This can be applied to your finances, too. While you may initially feel motivated to change everything all at once, instead, start with just one super-simple task. Maybe you put aside just $30 per week to build your emergency savings. Maybe you just call your credit card company to ask for a lower interest rate.
A month later, add something else.
This is not settling or being lazy. This is progress.
2. You’ll Have to Muscle Through the “Awkward Phase”
Remember when you were a kid, and you would stand up on the pedals of your bike to power the wheels for a few seconds? Once you had the wheels turning, you could sit down and keep things moving forward much more easily.
That’s what it’s like when you’re making a change in your finances.
When you first start to limit your spending, put an extra bit into your debt, or build little savings, it’s probably going to feel awkward and take more energy than seems necessary.

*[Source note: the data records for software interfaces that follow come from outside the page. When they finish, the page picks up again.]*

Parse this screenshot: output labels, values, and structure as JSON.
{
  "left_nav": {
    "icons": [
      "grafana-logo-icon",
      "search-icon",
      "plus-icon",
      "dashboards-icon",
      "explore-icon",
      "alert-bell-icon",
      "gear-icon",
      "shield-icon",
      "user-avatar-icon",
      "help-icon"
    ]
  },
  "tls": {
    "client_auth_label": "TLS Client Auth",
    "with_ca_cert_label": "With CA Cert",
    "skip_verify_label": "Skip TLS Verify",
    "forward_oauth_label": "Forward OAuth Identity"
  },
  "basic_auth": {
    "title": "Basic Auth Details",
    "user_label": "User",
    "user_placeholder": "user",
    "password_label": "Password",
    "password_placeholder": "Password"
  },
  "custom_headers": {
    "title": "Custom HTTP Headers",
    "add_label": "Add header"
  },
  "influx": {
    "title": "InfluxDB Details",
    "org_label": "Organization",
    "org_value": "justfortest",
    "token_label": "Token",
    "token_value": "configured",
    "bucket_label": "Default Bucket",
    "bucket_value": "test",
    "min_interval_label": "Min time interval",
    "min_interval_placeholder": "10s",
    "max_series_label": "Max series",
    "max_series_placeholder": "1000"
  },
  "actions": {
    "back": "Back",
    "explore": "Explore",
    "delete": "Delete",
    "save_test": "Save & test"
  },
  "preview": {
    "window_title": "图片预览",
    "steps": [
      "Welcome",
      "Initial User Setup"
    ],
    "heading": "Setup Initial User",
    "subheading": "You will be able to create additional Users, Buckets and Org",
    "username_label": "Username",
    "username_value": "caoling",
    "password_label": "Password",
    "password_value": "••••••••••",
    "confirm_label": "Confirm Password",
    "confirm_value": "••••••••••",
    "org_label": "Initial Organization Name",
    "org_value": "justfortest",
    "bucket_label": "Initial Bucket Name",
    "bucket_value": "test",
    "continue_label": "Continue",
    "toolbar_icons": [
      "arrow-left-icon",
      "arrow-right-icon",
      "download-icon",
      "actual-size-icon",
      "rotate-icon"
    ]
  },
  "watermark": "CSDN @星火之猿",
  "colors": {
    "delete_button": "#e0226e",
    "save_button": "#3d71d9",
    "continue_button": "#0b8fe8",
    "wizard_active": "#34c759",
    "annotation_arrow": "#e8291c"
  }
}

You may have forgotten your credit card company login info and have to go through the “change password” stuff, or you may want to watch your bank account like a hawk after setting up automatic transfers to savings.
However, if you can just power through the first awkward phase of change, you’ll likely have an easier time maintaining the change afterward.
3. Create Systems to Make Changes (Almost) Automatic
Systems are the “automatic” way to help you stick to your financial goals.
The simplest system is financial automation. You can automate bill pay, saving, investing and debt repayment with ease these days.
But systems don’t end there. You also can create systems in other areas of your financial life.
Maybe you plan your meals each week before grocery shopping to cut your grocery spending. Maybe you have a weekly reminder on your phone to check your bank accounts and pay bills. Maybe you take out a specific spending amount for the week so that you don’t overspend.
Systems make change automatic and sustainable, so seek them out everywhere.
(They also limit the need for willpower–saving you time and energy!)
4. Re-wire Your Habits by Rewarding Yourself
You know how you’ll justify buying something because you get credit card rewards points? You should have your own set of reward points for doing good things for your finances, too.
Around 40% of our daily actions everyday habits–not decisions.
In that regard, you’re likely “stuck” in a few automatic habits that get in the way of your financial success. In order to re-wire those habits, you’ll have to find what triggers the bad habit, change that pattern, and reward yourself for the new behavior.
For example, if you go months without checking your bank account. when you do something as small as logging in once per week, reward yourself for it.
Or, if you tend to get takeout when you have food in the fridge, reward yourself for a homemade meal.
You’ll start creating the positive feedback loops in your brain that say, “when I do this new thing, I get rewarded for it.”
This isn’t woo-woo life-coach stuff here, this is the way your brain builds and sustains new habits.
What to reward yourself with? I like flowers and chocolate, but something else may call you!
Inevitably, when making any big financial changes, you’ll come across moments or situations where you won’t want to, or won’t be able to sustain the change.
Maybe you can’t put as much money into your savings or debt as you thought you could. Maybe you have a *thing* that forces you to spend more than you’d like. It’s life.
Instead of declaring yourself “bad with money” and throwing in the towel, drop back into a slower pace of change. Save a little less. Pay off a little less debt. But keep doing what you know is right for the long-term.
All progress is forward progress.
I hope you’ll find some of these mindset strategies helpful in making financial changes that last. Do one thing at a time, try creating systems that “automatically” keep you on track, and reward yourself for your hard work.
So with that–what are you changing? Which of these tactics can you use to stay on track?